What we have repeatedly seen under this government is a clear and clinical effort being made to curtail the autonomy of our states. PM Modi famously talked about the need for cooperative and competitive federalism, but we are witnessing instead the rise of a coercive and combative brand of federalism that seeks to centralize all power at the expense of our states. We have seen this with the unjustified push towards imposing Hindi on the southern states; in the weaponisation of independent regulatory and investigative bodies like the Enforcement Directorate, the CBI and the Income Tax department to clamp down on the government's political opponents from regional parties; the use of legislation like the Disaster Management Act, an obscure provision of which was used to ride roughshod over states' rights in imposing successive lockdowns during the Covid pandemic; in the creation and misuse of the PM CARES fund, which limited the flow of cash to state-run CMDRFs; and the acceleration in the proportion of Central-sponsored schemes, which effectively seeks to reduce states to mere implementing agencies.
One must add to the litany above the growing tendency to undermine the careful balance in our fiscal federalism that previous governments had carefully maintained, so that our states felt empowered to pursue their own priorities. That balance has been disturbed through a number of cynical tools, including the record number of cesses that are currently being levied by the central government, the proceeds of which are not shared with the states. Despite a number of states voicing their protests against the use of centrally levied cess, there has been a rapid expansion in this Union tax dodge. Between 2011-12, the share of cesses and surcharges was 8.16 per cent of gross tax revenue. Under this government, that number has tripled to 28.08 per cent of gross tax revenue (as of the 2021-22 fiscal year) and keeps going up. In terms of total numbers, the amount gathered through cesses and surcharges has doubled from an approximate 2,42,000 crores in 2018 to nearly 5 lakh crores last year.
And if that wasn't bad enough, we also have recurrent instances where the CAG has called out the centre for not using these cesses for specific purposes and leaving a significant proportion of these monies (in some cases as much as 40%) in the Consolidated Fund of India meant for general spending, a clear violation of the rules that govern the utilization of cesses. But this is a government that blithely disregards rules -- except when it seeks to impose them on others. When you look at both the financial handicaps imposed on our states and the underutilization of funds from cesses, one wonders if this is what Prime Minister Modi meant by 'Na Khaunga, Na Khane Dunga'!

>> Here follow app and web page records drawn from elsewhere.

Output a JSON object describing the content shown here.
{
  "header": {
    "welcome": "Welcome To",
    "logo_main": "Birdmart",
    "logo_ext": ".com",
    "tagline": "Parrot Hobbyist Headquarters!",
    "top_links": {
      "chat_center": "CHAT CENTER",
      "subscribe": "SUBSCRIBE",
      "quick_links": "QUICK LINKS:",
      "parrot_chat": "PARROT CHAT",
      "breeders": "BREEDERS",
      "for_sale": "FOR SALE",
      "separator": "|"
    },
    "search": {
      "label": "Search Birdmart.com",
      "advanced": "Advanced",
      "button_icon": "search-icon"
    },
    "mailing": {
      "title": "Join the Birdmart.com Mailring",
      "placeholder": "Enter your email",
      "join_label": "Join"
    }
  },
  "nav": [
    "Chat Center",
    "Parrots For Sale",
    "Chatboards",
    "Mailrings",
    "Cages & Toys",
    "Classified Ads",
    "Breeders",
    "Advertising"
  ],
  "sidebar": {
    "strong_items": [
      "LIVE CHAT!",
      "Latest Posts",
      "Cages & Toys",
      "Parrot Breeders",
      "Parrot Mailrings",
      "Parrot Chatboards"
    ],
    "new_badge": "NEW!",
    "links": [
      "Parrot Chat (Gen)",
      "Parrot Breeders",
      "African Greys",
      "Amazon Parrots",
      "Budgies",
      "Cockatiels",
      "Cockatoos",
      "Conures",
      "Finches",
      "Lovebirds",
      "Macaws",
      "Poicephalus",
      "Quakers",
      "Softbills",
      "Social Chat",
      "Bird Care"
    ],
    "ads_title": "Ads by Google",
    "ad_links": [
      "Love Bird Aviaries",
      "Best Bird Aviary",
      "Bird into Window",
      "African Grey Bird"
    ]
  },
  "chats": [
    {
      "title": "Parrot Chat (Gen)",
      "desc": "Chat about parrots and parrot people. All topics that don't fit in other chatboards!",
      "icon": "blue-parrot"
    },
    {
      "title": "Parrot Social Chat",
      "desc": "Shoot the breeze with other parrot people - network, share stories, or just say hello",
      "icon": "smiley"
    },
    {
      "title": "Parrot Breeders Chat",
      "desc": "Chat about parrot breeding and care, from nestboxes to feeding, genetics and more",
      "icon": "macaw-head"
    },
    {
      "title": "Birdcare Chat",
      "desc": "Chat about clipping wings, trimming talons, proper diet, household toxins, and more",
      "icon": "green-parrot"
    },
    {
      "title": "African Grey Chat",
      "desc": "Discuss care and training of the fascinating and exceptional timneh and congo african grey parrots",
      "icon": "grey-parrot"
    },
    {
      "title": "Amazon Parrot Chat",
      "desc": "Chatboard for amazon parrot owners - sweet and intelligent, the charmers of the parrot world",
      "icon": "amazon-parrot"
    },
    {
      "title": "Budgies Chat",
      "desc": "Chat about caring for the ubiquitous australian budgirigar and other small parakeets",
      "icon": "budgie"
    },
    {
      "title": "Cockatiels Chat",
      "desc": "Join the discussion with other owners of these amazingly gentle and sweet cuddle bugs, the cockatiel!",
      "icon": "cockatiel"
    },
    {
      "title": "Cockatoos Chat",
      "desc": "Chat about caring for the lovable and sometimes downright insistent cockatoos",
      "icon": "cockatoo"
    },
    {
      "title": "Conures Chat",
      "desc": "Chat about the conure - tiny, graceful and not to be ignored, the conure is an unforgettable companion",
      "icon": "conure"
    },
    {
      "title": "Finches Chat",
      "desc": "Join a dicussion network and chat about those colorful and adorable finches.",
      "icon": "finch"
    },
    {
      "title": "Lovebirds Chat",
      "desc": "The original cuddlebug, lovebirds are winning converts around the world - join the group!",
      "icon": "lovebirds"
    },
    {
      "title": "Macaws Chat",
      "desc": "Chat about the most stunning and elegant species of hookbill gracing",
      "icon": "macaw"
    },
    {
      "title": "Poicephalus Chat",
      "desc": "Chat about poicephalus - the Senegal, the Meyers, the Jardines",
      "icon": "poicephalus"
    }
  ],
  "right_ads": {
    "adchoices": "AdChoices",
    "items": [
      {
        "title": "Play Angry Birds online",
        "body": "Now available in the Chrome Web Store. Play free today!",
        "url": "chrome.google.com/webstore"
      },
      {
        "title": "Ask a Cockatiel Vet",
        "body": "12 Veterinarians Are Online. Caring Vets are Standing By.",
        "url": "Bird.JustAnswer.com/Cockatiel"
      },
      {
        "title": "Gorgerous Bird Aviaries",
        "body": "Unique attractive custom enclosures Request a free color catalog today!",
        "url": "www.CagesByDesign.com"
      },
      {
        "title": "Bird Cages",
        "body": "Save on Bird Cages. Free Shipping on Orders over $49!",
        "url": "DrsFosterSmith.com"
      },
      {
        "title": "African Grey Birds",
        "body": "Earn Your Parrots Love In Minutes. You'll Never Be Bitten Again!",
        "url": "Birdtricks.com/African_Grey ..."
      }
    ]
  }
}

Naturally these efforts have left our states feeling disenfranchised and unable to play the role of an equal stakeholder in driving our nation's development trajectory. At a time when they are still responsible for the bulk of expenditure (over 60%) in the country, particularly in areas like education and healthcare, this is unforgivable. Taken together with the behaviour of Governors pointed to by Mr Stalin, federalism is in dire straits indeed. The other Chief Ministers he has approached should unite with him to resist this dangerous trend. Otherwise federalism will become a dead letter in our Constitution.